=== EXERCISE REQUIREMENTS ===
Search the data for the string "EURUSD", and report each line where it is found.

Collected data entries:
^^^^^^^^^^^^^^^^

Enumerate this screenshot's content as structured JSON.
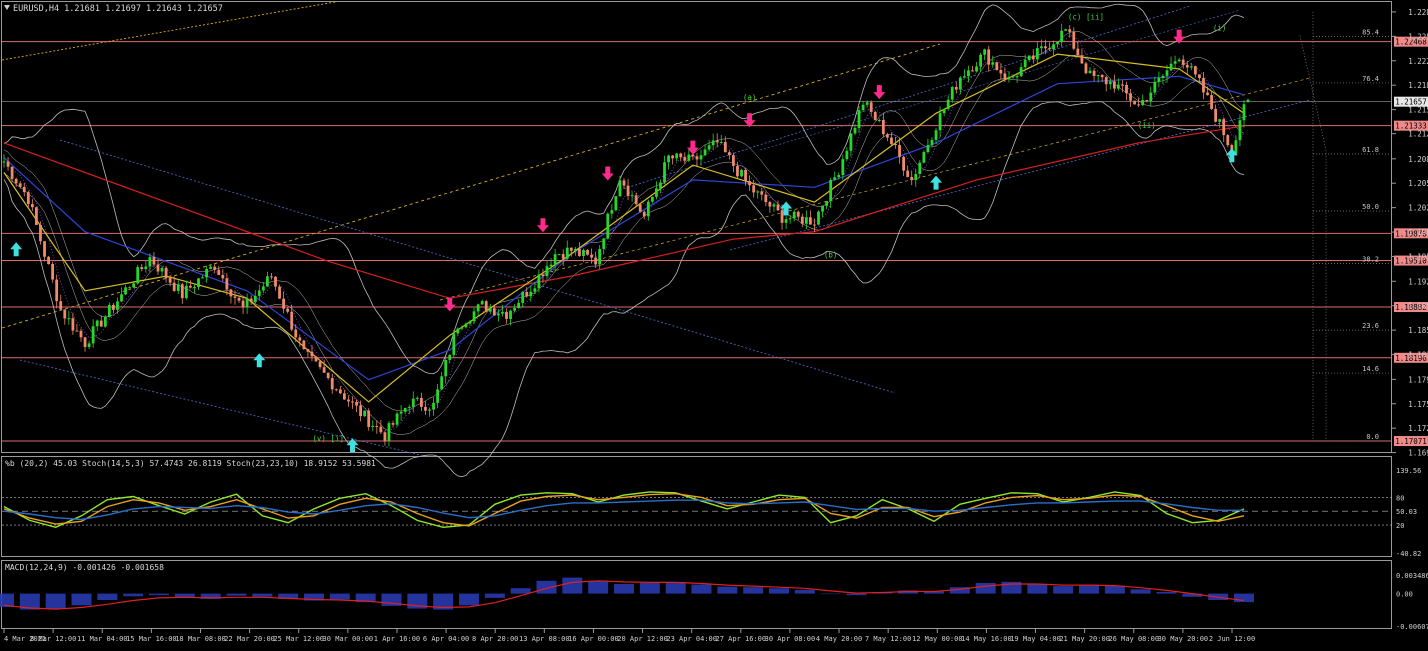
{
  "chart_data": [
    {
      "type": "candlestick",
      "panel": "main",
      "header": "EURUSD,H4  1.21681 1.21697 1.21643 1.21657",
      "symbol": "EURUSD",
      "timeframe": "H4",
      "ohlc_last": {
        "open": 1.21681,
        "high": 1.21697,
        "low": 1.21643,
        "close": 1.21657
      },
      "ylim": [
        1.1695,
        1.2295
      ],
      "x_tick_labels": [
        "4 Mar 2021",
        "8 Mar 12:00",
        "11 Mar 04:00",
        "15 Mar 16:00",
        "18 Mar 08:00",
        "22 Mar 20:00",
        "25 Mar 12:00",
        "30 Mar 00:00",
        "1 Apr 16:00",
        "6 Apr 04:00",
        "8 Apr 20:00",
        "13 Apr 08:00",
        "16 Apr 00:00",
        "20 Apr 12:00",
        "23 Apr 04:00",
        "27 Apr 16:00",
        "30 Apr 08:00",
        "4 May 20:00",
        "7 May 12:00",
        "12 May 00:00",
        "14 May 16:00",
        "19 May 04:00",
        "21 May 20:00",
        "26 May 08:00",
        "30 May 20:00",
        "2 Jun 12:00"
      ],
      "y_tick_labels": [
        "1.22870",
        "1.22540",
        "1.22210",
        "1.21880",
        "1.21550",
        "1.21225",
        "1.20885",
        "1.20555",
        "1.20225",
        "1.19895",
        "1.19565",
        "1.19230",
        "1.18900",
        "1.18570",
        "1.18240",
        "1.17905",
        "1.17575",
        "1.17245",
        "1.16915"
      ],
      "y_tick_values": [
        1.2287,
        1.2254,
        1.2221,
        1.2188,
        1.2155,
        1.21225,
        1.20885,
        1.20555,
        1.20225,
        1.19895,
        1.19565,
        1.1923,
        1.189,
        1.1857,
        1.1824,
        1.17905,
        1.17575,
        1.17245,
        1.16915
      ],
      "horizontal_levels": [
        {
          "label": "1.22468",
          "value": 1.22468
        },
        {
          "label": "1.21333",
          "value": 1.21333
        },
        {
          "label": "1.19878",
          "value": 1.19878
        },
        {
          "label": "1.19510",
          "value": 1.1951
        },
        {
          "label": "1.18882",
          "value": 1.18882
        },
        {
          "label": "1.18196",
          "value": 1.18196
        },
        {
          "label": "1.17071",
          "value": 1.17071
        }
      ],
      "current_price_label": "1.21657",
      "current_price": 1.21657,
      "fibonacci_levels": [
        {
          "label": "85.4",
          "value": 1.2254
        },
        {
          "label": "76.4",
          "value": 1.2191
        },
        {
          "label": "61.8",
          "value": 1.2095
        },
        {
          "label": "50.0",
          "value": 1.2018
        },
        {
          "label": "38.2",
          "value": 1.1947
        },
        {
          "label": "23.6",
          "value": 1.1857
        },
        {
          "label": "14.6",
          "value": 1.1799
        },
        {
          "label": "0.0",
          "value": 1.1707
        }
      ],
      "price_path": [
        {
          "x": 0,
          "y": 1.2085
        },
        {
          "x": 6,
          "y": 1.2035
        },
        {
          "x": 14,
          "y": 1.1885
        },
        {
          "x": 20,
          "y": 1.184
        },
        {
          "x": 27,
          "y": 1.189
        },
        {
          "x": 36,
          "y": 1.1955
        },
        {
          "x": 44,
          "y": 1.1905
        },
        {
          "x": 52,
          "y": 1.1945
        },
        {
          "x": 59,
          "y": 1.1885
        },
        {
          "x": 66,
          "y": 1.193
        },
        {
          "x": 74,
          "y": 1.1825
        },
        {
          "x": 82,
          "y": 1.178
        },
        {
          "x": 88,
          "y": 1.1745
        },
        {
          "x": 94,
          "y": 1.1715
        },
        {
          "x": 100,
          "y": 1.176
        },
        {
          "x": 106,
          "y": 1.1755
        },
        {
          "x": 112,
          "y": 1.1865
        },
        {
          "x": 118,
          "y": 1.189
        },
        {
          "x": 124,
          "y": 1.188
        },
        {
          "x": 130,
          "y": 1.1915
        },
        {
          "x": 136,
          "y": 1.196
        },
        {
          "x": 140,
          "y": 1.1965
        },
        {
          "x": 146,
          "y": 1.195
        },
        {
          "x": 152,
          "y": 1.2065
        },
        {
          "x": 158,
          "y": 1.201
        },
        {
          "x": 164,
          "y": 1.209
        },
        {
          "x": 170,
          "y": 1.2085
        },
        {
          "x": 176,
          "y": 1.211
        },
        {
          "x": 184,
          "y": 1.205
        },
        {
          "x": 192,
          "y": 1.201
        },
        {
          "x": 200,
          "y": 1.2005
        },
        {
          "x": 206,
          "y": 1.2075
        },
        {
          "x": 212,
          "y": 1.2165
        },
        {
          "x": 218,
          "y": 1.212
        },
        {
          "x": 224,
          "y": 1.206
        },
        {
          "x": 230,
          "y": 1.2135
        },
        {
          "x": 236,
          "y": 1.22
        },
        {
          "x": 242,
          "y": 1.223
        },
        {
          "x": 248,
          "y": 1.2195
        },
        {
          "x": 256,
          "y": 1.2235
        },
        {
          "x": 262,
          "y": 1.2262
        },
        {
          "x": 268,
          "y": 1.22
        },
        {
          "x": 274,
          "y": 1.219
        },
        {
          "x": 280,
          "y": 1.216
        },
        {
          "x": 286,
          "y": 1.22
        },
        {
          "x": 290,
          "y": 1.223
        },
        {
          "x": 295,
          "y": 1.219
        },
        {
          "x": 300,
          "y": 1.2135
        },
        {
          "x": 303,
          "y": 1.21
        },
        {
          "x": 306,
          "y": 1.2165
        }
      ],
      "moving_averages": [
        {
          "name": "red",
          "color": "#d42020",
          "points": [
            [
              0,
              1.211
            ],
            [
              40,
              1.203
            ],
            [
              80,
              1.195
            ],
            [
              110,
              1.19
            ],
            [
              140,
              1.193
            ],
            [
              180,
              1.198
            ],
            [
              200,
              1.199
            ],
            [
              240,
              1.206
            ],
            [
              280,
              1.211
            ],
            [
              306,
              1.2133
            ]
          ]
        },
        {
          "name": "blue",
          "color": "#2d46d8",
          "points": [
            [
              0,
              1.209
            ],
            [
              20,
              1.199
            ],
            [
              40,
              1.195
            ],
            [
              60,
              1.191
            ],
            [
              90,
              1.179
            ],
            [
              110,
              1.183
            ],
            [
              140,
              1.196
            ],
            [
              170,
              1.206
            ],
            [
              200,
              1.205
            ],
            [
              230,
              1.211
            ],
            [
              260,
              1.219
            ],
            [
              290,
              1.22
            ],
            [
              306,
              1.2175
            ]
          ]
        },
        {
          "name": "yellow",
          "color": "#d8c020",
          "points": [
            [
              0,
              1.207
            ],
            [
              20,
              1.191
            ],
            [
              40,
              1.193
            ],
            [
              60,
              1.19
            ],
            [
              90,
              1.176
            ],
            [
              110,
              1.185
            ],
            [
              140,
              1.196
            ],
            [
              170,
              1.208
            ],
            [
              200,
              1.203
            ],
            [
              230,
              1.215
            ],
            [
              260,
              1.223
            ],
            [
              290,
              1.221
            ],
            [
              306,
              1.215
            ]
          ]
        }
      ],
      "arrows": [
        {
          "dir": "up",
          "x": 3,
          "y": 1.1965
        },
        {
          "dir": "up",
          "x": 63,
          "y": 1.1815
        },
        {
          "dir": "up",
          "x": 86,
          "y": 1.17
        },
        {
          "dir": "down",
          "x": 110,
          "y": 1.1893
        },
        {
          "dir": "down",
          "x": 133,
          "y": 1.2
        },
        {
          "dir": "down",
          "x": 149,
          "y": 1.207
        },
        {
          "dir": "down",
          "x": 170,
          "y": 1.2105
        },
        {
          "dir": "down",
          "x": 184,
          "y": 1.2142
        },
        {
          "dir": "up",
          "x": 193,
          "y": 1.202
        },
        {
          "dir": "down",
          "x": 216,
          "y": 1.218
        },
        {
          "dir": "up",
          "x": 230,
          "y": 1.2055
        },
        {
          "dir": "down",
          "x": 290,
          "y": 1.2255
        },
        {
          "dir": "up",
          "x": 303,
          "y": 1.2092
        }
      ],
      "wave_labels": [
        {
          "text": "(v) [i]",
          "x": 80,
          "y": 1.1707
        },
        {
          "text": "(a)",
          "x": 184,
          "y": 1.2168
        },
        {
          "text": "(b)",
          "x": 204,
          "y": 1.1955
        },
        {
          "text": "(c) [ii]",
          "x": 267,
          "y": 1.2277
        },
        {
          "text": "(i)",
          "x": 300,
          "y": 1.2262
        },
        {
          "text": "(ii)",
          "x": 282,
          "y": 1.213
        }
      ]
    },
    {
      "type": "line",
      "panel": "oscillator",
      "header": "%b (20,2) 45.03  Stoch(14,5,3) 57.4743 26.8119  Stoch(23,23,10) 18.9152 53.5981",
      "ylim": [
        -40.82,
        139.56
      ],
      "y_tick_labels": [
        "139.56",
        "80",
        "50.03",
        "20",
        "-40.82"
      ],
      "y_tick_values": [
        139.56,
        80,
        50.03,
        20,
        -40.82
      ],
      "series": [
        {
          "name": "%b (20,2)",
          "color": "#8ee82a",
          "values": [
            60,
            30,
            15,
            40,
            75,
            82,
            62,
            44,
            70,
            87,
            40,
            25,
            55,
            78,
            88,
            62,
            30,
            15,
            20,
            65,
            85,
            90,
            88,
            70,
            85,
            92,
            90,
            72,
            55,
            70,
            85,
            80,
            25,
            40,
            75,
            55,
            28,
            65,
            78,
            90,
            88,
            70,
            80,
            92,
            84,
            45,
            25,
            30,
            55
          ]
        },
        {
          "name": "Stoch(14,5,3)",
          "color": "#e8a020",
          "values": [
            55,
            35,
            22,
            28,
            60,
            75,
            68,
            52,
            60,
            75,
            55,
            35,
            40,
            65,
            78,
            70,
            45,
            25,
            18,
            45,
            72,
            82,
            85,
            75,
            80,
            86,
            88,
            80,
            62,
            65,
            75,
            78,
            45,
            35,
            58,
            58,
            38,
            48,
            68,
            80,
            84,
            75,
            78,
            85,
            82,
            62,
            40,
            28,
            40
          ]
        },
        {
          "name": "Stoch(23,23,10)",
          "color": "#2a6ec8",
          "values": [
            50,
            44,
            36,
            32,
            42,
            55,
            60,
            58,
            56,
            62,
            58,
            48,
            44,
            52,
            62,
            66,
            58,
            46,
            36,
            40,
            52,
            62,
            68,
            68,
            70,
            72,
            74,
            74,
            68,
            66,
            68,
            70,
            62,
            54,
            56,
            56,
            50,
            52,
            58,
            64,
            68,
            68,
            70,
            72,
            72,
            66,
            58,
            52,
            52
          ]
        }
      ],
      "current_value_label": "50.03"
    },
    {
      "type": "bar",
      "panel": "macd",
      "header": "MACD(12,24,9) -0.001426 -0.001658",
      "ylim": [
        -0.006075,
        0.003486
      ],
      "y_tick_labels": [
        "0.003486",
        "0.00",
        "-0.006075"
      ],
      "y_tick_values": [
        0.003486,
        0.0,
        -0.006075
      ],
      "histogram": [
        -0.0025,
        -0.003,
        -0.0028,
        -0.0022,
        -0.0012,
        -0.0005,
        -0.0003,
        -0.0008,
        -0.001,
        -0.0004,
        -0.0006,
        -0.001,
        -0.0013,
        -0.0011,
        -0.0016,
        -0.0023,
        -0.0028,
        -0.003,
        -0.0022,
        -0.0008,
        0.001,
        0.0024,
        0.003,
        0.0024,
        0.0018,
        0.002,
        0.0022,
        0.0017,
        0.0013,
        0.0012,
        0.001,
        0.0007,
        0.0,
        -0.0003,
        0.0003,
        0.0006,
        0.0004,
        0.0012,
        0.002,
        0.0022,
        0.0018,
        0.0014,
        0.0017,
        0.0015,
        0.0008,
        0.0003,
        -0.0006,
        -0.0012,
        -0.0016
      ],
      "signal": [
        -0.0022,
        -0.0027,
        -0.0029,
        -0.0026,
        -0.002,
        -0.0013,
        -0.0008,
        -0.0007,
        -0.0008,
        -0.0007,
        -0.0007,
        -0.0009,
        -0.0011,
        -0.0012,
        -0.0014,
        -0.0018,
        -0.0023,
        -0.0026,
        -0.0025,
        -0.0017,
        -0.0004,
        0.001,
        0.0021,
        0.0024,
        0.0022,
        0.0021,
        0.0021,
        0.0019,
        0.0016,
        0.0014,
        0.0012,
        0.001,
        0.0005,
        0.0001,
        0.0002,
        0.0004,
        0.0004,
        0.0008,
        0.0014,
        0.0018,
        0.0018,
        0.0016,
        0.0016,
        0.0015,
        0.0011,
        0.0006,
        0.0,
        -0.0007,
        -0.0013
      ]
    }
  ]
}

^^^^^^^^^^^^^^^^

=== RESPONSE ===
      "header": "EURUSD,H4  1.21681 1.21697 1.21643 1.21657",
      "symbol": "EURUSD",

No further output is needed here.